For three decades the number of tall buildings over 200 meters – roughly about 70 stories – were built in China at a breakneck pace, in some years becoming over 50% of the total world output of skyscrapers. But in the past year, the number of building completed, due to a sharp fall in demand and some changes enacted by the government, buildings are now being completed at a slower pace, with 40% fewer being finished in 2019. The Tainjin CTF Finance Center, now the eighth highest in the world is not completed but has a vacancy rate of 44% – this means trouble for future buildings. And while lower demand is driving this industry, the government is guiding permits from the coastal areas where population is dense to the rural areas to spead the masses and usher inland to smaller towns.

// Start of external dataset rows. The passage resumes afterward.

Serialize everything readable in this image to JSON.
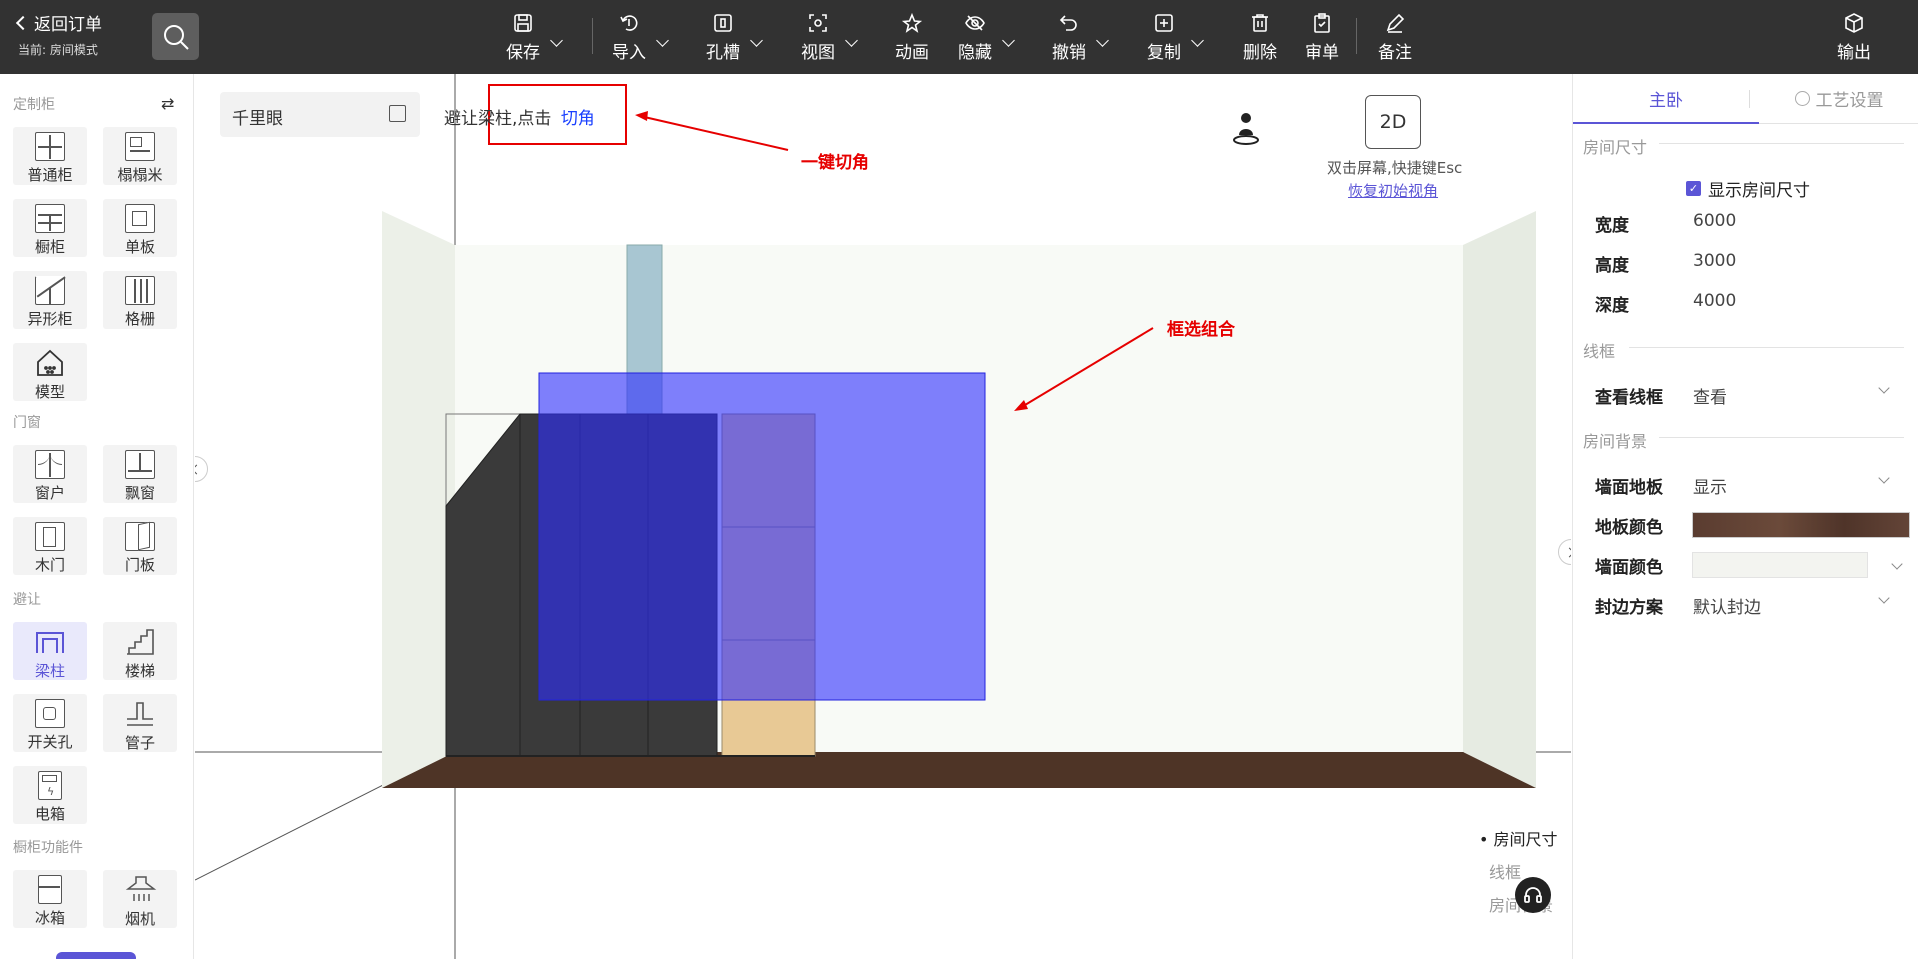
{
  "topbar": {
    "back_label": "返回订单",
    "mode_label": "当前: 房间模式",
    "buttons": [
      {
        "label": "保存",
        "icon": "save-icon"
      },
      {
        "label": "导入",
        "icon": "import-icon"
      },
      {
        "label": "孔槽",
        "icon": "slot-icon"
      },
      {
        "label": "视图",
        "icon": "view-icon"
      },
      {
        "label": "动画",
        "icon": "animation-icon"
      },
      {
        "label": "隐藏",
        "icon": "hide-icon"
      },
      {
        "label": "撤销",
        "icon": "undo-icon"
      },
      {
        "label": "复制",
        "icon": "copy-icon"
      },
      {
        "label": "删除",
        "icon": "trash-icon"
      },
      {
        "label": "审单",
        "icon": "review-icon"
      },
      {
        "label": "备注",
        "icon": "note-icon"
      },
      {
        "label": "输出",
        "icon": "export-icon"
      }
    ]
  },
  "sidebar": {
    "sections": [
      "定制柜",
      "门窗",
      "避让",
      "橱柜功能件"
    ],
    "items": [
      "普通柜",
      "榻榻米",
      "橱柜",
      "单板",
      "异形柜",
      "格栅",
      "模型",
      "窗户",
      "飘窗",
      "木门",
      "门板",
      "梁柱",
      "楼梯",
      "开关孔",
      "管子",
      "电箱",
      "冰箱",
      "烟机"
    ]
  },
  "canvas": {
    "panorama_label": "千里眼",
    "hint_text": "避让梁柱,点击",
    "hint_link": "切角",
    "annotation_corner": "一键切角",
    "annotation_select": "框选组合",
    "view_toggle": "2D",
    "dbl_click_hint": "双击屏幕,快捷键Esc",
    "reset_view": "恢复初始视角",
    "nav": [
      "房间尺寸",
      "线框",
      "房间背景"
    ]
  },
  "panel": {
    "tab_active": "主卧",
    "tab_settings": "工艺设置",
    "room_size_title": "房间尺寸",
    "show_room_size": "显示房间尺寸",
    "fields": [
      {
        "label": "宽度",
        "value": "6000"
      },
      {
        "label": "高度",
        "value": "3000"
      },
      {
        "label": "深度",
        "value": "4000"
      }
    ],
    "wireframe_title": "线框",
    "wireframe_label": "查看线框",
    "wireframe_value": "查看",
    "background_title": "房间背景",
    "wall_floor_label": "墙面地板",
    "wall_floor_value": "显示",
    "floor_color_label": "地板颜色",
    "wall_color_label": "墙面颜色",
    "edge_label": "封边方案",
    "edge_value": "默认封边"
  },
  "colors": {
    "accent": "#5b55d6",
    "topbar": "#323232",
    "annotation": "#e60000",
    "selection": "#2d2dff"
  }
}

Apparently the government is becoming concerned about the size of buildings and the concentration in some of the larger cities. The president, after taking over six years ago, has openly admitted that the building boom must be controlled and that the construction of very tall buildings must end as they are “oversized, xenocentric, weird” as he put it. Xi Jinping has both domestic and international pressure that is of course the US-China trade talks and of course the “hawks” within the party who are ready to stand up and fight for all trade points with US President Donald Trump. We have put together some pieces on this platform that point to slower China growth to 6.2% for this year and slower for 2020. The building boom is not dead but it is slowing and will likely grow at a more sustainable pace as even now, 50% of all high rise buildings being constructed are in China.